Dataset rows describing interfaces:
—————
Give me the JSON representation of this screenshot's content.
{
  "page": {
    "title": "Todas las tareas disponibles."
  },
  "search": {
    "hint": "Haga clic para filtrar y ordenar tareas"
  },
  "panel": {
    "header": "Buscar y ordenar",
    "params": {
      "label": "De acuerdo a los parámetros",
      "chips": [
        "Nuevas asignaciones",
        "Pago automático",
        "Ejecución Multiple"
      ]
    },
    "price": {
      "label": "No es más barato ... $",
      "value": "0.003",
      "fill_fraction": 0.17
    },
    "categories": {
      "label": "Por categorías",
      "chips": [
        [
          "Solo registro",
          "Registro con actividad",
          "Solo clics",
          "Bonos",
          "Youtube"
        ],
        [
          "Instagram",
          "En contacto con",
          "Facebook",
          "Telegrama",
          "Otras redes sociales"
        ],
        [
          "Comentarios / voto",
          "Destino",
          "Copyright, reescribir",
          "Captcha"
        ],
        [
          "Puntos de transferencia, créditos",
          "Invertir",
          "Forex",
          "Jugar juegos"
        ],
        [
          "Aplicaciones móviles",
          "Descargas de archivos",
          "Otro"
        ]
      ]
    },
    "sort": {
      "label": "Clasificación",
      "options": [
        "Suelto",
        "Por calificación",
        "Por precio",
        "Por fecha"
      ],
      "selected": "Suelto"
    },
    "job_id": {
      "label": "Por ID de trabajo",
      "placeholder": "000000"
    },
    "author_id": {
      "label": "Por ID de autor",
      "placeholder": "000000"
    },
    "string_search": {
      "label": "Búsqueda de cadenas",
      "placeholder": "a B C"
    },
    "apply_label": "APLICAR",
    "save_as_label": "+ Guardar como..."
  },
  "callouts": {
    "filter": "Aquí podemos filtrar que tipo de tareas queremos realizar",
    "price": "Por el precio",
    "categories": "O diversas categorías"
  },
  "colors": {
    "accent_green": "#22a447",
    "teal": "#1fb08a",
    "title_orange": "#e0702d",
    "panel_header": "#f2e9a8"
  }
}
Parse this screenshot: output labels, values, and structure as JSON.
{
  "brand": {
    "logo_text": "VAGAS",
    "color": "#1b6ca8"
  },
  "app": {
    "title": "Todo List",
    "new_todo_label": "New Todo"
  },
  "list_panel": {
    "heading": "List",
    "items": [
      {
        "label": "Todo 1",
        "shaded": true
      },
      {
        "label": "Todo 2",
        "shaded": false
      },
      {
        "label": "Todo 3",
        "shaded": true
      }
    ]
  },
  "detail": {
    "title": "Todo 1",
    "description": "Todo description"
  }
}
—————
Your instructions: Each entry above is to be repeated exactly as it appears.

Response area:
Give me the JSON representation of this screenshot's content.
{
  "page": {
    "title": "Todas las tareas disponibles."
  },
  "search": {
    "hint": "Haga clic para filtrar y ordenar tareas"
  },
  "panel": {
    "header": "Buscar y ordenar",
    "params": {
      "label": "De acuerdo a los parámetros",
      "chips": [
        "Nuevas asignaciones",
        "Pago automático",
        "Ejecución Multiple"
      ]
    },
    "price": {
      "label": "No es más barato ... $",
      "value": "0.003",
      "fill_fraction": 0.17
    },
    "categories": {
      "label": "Por categorías",
      "chips": [
        [
          "Solo registro",
          "Registro con actividad",
          "Solo clics",
          "Bonos",
          "Youtube"
        ],
        [
          "Instagram",
          "En contacto con",
          "Facebook",
          "Telegrama",
          "Otras redes sociales"
        ],
        [
          "Comentarios / voto",
          "Destino",
          "Copyright, reescribir",
          "Captcha"
        ],
        [
          "Puntos de transferencia, créditos",
          "Invertir",
          "Forex",
          "Jugar juegos"
        ],
        [
          "Aplicaciones móviles",
          "Descargas de archivos",
          "Otro"
        ]
      ]
    },
    "sort": {
      "label": "Clasificación",
      "options": [
        "Suelto",
        "Por calificación",
        "Por precio",
        "Por fecha"
      ],
      "selected": "Suelto"
    },
    "job_id": {
      "label": "Por ID de trabajo",
      "placeholder": "000000"
    },
    "author_id": {
      "label": "Por ID de autor",
      "placeholder": "000000"
    },
    "string_search": {
      "label": "Búsqueda de cadenas",
      "placeholder": "a B C"
    },
    "apply_label": "APLICAR",
    "save_as_label": "+ Guardar como..."
  },
  "callouts": {
    "filter": "Aquí podemos filtrar que tipo de tareas queremos realizar",
    "price": "Por el precio",
    "categories": "O diversas categorías"
  },
  "colors": {
    "accent_green": "#22a447",
    "teal": "#1fb08a",
    "title_orange": "#e0702d",
    "panel_header": "#f2e9a8"
  }
}
Parse this screenshot: output labels, values, and structure as JSON.
{
  "brand": {
    "logo_text": "VAGAS",
    "color": "#1b6ca8"
  },
  "app": {
    "title": "Todo List",
    "new_todo_label": "New Todo"
  },
  "list_panel": {
    "heading": "List",
    "items": [
      {
        "label": "Todo 1",
        "shaded": true
      },
      {
        "label": "Todo 2",
        "shaded": false
      },
      {
        "label": "Todo 3",
        "shaded": true
      }
    ]
  },
  "detail": {
    "title": "Todo 1",
    "description": "Todo description"
  }
}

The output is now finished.